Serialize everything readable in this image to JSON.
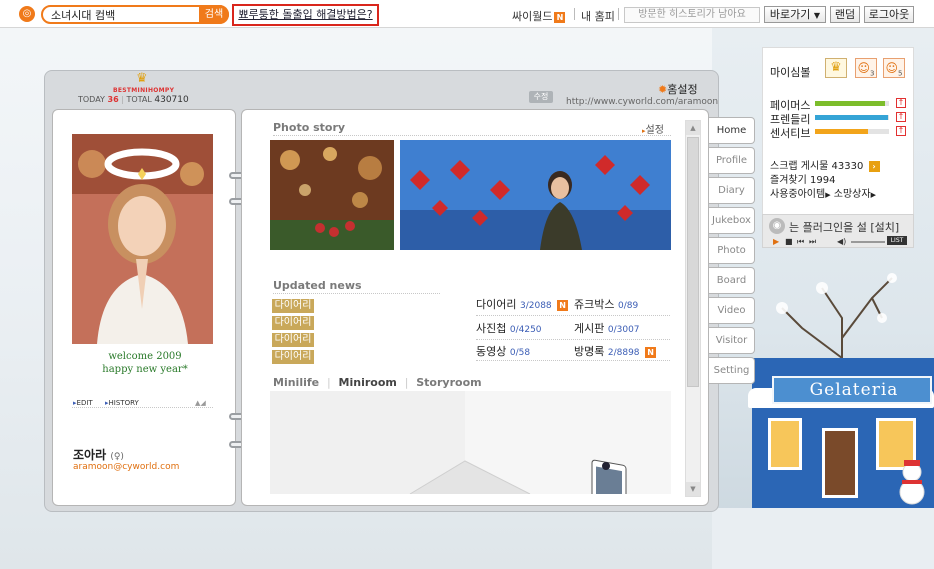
{
  "topbar": {
    "search_value": "소녀시대 컴백",
    "search_button": "검색",
    "notice_link": "뾰루퉁한 돌출입 해결방법은?",
    "cyworld_link": "싸이월드",
    "new_badge": "N",
    "my_home": "내 홈피",
    "history_placeholder": "방문한 히스토리가 남아요",
    "shortcut": "바로가기",
    "random": "랜덤",
    "logout": "로그아웃"
  },
  "header": {
    "best_label": "BESTMINIHOMPY",
    "today_label": "TODAY",
    "today_count": "36",
    "total_label": "TOTAL",
    "total_count": "430710",
    "home_settings": "홈설정",
    "edit_tag": "수정",
    "url": "http://www.cyworld.com/aramoon"
  },
  "profile": {
    "greeting_line1": "welcome 2009",
    "greeting_line2": "happy new year*",
    "edit_link": "EDIT",
    "history_link": "HISTORY",
    "name": "조아라",
    "gender": "(♀)",
    "email": "aramoon@cyworld.com"
  },
  "photo_story": {
    "title": "Photo story",
    "settings_link": "설정"
  },
  "updated_news": {
    "title": "Updated news",
    "chips": [
      "다이어리",
      "다이어리",
      "다이어리",
      "다이어리"
    ]
  },
  "stats": [
    {
      "label": "다이어리",
      "value": "3/2088",
      "new": true
    },
    {
      "label": "쥬크박스",
      "value": "0/89",
      "new": false
    },
    {
      "label": "사진첩",
      "value": "0/4250",
      "new": false
    },
    {
      "label": "게시판",
      "value": "0/3007",
      "new": false
    },
    {
      "label": "동영상",
      "value": "0/58",
      "new": false
    },
    {
      "label": "방명록",
      "value": "2/8898",
      "new": true
    }
  ],
  "mini_tabs": {
    "minilife": "Minilife",
    "miniroom": "Miniroom",
    "storyroom": "Storyroom",
    "sep": "|"
  },
  "side_tabs": [
    "Home",
    "Profile",
    "Diary",
    "Jukebox",
    "Photo",
    "Board",
    "Video",
    "Visitor",
    "Setting"
  ],
  "widget": {
    "title": "마이심볼",
    "badge_counts": [
      "3",
      "5"
    ],
    "bars": [
      {
        "label": "페이머스",
        "level": 0.95,
        "color": "#7cbd2b"
      },
      {
        "label": "프렌들리",
        "level": 0.98,
        "color": "#35a4d6"
      },
      {
        "label": "센서티브",
        "level": 0.72,
        "color": "#f2a41a"
      }
    ],
    "scrap_text": "스크랩 게시물 43330",
    "favorites_text": "즐겨찾기 1994",
    "items_text": "사용중아이템",
    "shop_text": "소망상자"
  },
  "player": {
    "plugin_text": "는 플러그인을 설",
    "install_text": "[설치]",
    "list_text": "LIST"
  },
  "scene": {
    "shop_sign": "Gelateria"
  },
  "colors": {
    "accent": "#f07a1a",
    "notice_border": "#d9261c",
    "link_blue": "#3b5db5",
    "chip_gold": "#c9a85a"
  }
}
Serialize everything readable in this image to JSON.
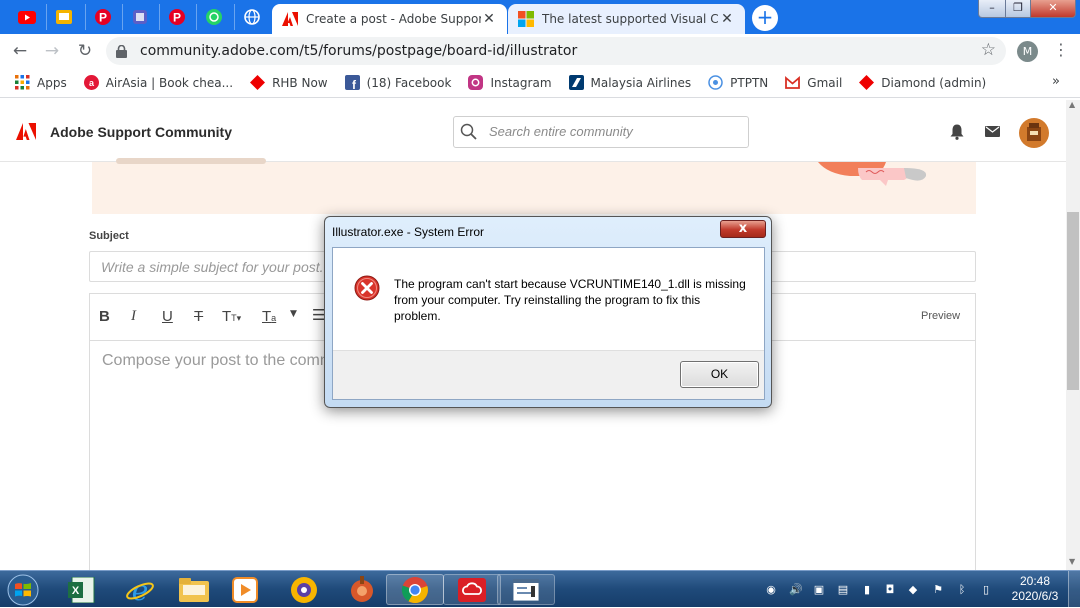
{
  "browser": {
    "tabs": [
      {
        "title": "Create a post - Adobe Support C",
        "active": true
      },
      {
        "title": "The latest supported Visual C++",
        "active": false
      }
    ],
    "new_tab_label": "+",
    "close_label": "✕",
    "window_controls": {
      "minimize": "–",
      "maximize": "❐",
      "close": "✕"
    },
    "url": "community.adobe.com/t5/forums/postpage/board-id/illustrator",
    "profile_initial": "M",
    "bookmarks": [
      {
        "label": "Apps",
        "icon": "apps-grid-icon"
      },
      {
        "label": "AirAsia | Book chea...",
        "icon": "airasia-icon"
      },
      {
        "label": "RHB Now",
        "icon": "rhb-icon"
      },
      {
        "label": "(18) Facebook",
        "icon": "facebook-icon"
      },
      {
        "label": "Instagram",
        "icon": "instagram-icon"
      },
      {
        "label": "Malaysia Airlines",
        "icon": "malaysia-airlines-icon"
      },
      {
        "label": "PTPTN",
        "icon": "ptptn-icon"
      },
      {
        "label": "Gmail",
        "icon": "gmail-icon"
      },
      {
        "label": "Diamond (admin)",
        "icon": "diamond-icon"
      }
    ],
    "bookmarks_overflow": "»"
  },
  "site": {
    "name": "Adobe Support Community",
    "search_placeholder": "Search entire community",
    "subject_label": "Subject",
    "subject_placeholder": "Write a simple subject for your post. K",
    "toolbar_buttons": [
      "B",
      "I",
      "U",
      "T",
      "T",
      "T"
    ],
    "preview_label": "Preview",
    "compose_placeholder": "Compose your post to the comm"
  },
  "dialog": {
    "title": "Illustrator.exe - System Error",
    "close_label": "x",
    "message": "The program can't start because VCRUNTIME140_1.dll is missing from your computer. Try reinstalling the program to fix this problem.",
    "ok_label": "OK"
  },
  "taskbar": {
    "time": "20:48",
    "date": "2020/6/3"
  },
  "colors": {
    "chrome_blue": "#1a73e8",
    "adobe_red": "#eb1000",
    "banner": "#fdf1e8",
    "error_red": "#d9342b"
  }
}
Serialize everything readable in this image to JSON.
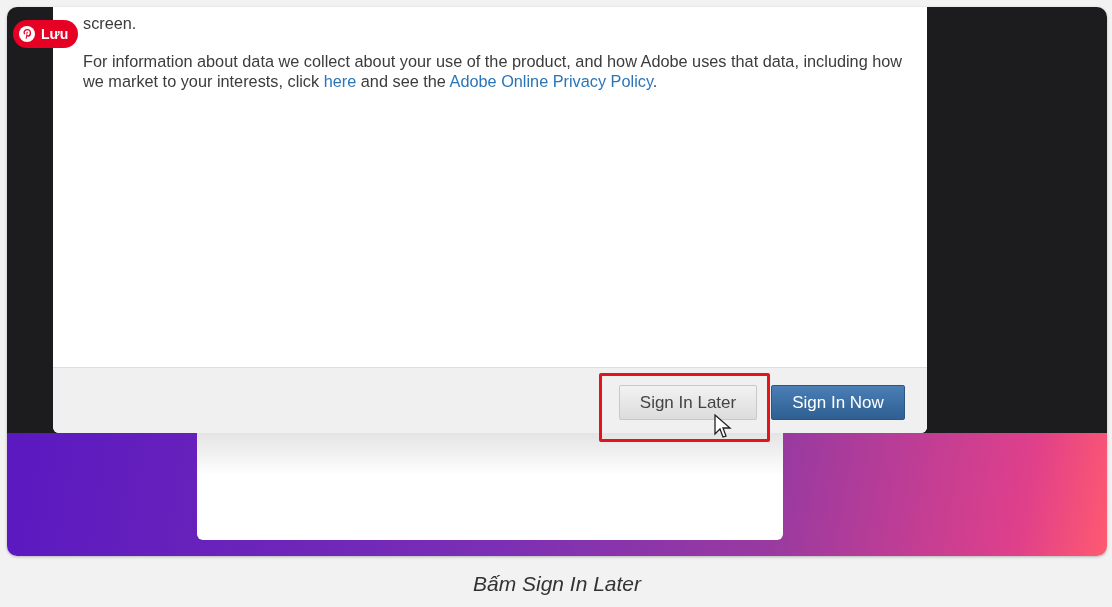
{
  "pin_button": {
    "label": "Lưu"
  },
  "dialog": {
    "paragraphs": [
      [
        {
          "text": "screen.",
          "kind": "text"
        }
      ],
      [
        {
          "text": "For information about data we collect about your use of the product, and how Adobe uses that data, including how we market to your interests, click ",
          "kind": "text"
        },
        {
          "text": "here",
          "kind": "link"
        },
        {
          "text": " and see the ",
          "kind": "text"
        },
        {
          "text": "Adobe Online Privacy Policy",
          "kind": "link"
        },
        {
          "text": ".",
          "kind": "text"
        }
      ]
    ],
    "buttons": [
      {
        "label": "Sign In Later",
        "kind": "secondary",
        "highlighted": true
      },
      {
        "label": "Sign In Now",
        "kind": "primary",
        "highlighted": false
      }
    ]
  },
  "caption": "Bấm Sign In Later"
}
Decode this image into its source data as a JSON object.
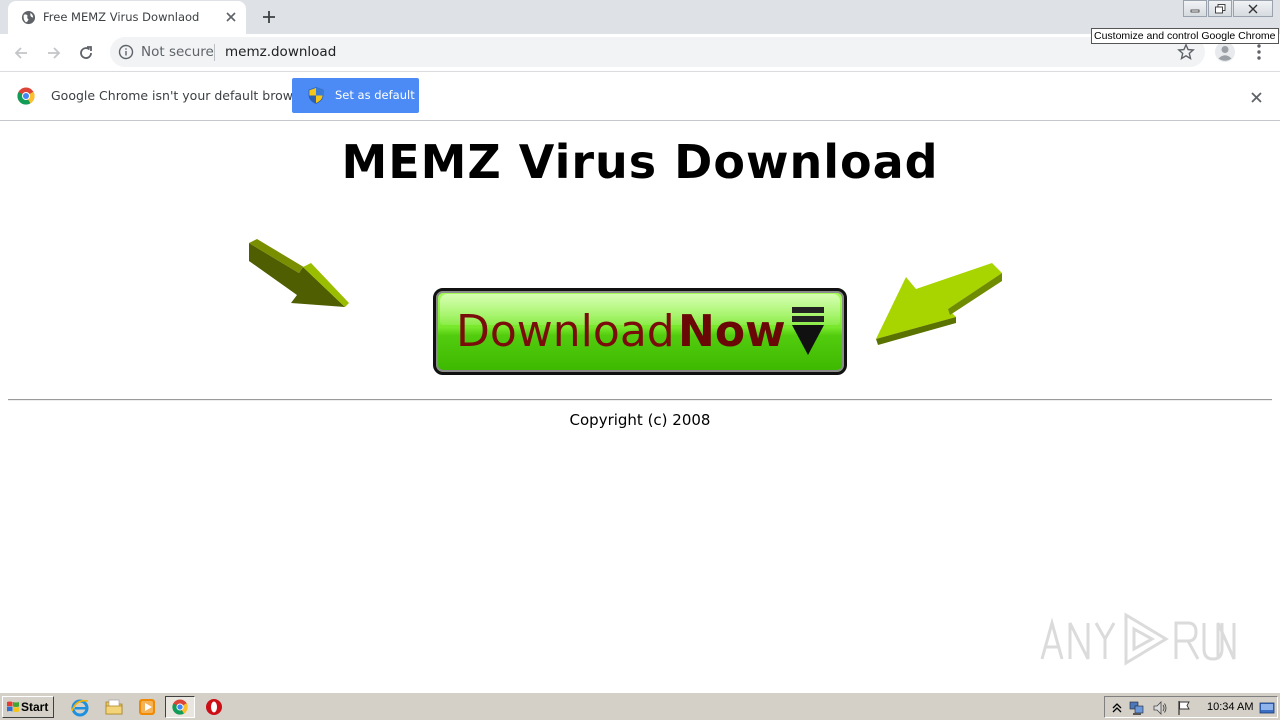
{
  "browser": {
    "tab": {
      "title": "Free MEMZ Virus Downlaod",
      "favicon": "globe-icon"
    },
    "address_bar": {
      "security_label": "Not secure",
      "url": "memz.download"
    },
    "tooltip": "Customize and control Google Chrome"
  },
  "infobar": {
    "message": "Google Chrome isn't your default browser",
    "button_label": "Set as default"
  },
  "page": {
    "heading": "MEMZ Virus Download",
    "download_button": {
      "word1": "Download",
      "word2": "Now"
    },
    "copyright": "Copyright (c) 2008",
    "watermark": "ANY RUN"
  },
  "taskbar": {
    "start_label": "Start",
    "clock": "10:34 AM",
    "apps": [
      "internet-explorer-icon",
      "folder-icon",
      "media-player-icon",
      "chrome-icon",
      "opera-icon"
    ]
  },
  "colors": {
    "button_green": "#5ed41a",
    "button_text": "#7a0c0c",
    "arrow_dark": "#4e5e00",
    "arrow_light": "#b6e000",
    "chrome_blue": "#4c8bf5"
  }
}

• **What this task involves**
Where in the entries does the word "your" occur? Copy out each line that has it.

• **Reply**
    "subject_placeholder": "Write a simple subject for your post. K",
    "compose_placeholder": "Compose your post to the comm"
    "message": "The program can't start because VCRUNTIME140_1.dll is missing from your computer. Try reinstalling the program to fix this problem.",
          "text": "For information about data we collect about your use of the product, and how Adobe uses that data, including how we market to your interests, click ",
    "message": "Google Chrome isn't your default browser",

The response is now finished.